Since 1919, our knowledge of the Earth's rotation and the processes causing it to change have greatly improved. One hundred years ago, latitude observations were acquired by optical astrometric techniques. Today, the established space-geodetic techniques of satellite and lunar laser ranging (SLR and LLR), very long baseline interferometry (VLBI), global navigation satellite systems (GNSS), and Doppler orbitography and radio positioning integrated by satellite (DORIS) are used to study the Earth's rotation. However, with the launch of the GRACE twin gravity satellites in March 2002, the densification of the global GNSS ground tracking network, the development of next generation VLBI and SLR stations, and the ongoing development of ring laser gyroscopes and quantum technologies, new opportunities for studying the Earth's rotation are becoming available. GRACE directly observes surface mass redistribution while the global network of GNSS receivers senses the associated load deformations of the Earth's surface and its effect on the Earth's rotation. While all the above-mentioned techniques can only provide the position of the celestial intermediate pole, the emerging ring laser gyroscopes are directly sensitive to the terrestrial position of the instantaneous rotation pole of the Earth and thus may contribute to better understanding of ultra-high-frequency rotational variations, particularly those occurring on sub-daily to daily time scales.

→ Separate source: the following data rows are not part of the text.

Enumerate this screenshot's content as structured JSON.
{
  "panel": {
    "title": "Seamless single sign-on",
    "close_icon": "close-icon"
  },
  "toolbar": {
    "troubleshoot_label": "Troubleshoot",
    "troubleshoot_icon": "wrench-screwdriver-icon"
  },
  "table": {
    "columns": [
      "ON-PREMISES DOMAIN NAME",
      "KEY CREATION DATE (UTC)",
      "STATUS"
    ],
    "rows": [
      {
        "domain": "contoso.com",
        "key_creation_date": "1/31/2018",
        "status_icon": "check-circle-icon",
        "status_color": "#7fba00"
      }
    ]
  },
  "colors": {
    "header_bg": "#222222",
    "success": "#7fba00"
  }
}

Yet despite our improved knowledge of the Earth's time varying rotation, much still needs to be done. The terrestrial and celestial reference frames are a factor of 5 to 10 less accurate than needed by the science community, the theory of the Earth's rotation currently used is over 30 years old and is not accurate enough to study small signals that are now observable like the ellipticity of the Chandler wobble, and many of the larger signals are inadequately modeled. Studying the Earth's rotation and improving the associated reference frames remain active areas of research within the IAU as evidenced by the 16 resolutions on these subjects that have been passed by the IAU at its General Assemblies since 2000.
The proposed Symposium on the Earth's Time Varying Rotation is being organized to celebrate the centennial anniversary of Standing Committee 19/Commission 19/Commission A2. It will be a forum for discussing the observations, theory, modeling, and analysis of the Earth's time varying rotation including precession, nutation, wobble, UT1, and length-of-day; for discussing new and emerging technologies to observe the Earth's rotation; for discussing the use of Earth orientation parameters to connect the terrestrial and celestial reference frames to each other; and for discussing the standards that are required to ensure that Earth orientation parameters and terrestrial and celestial reference frames are consistently determined.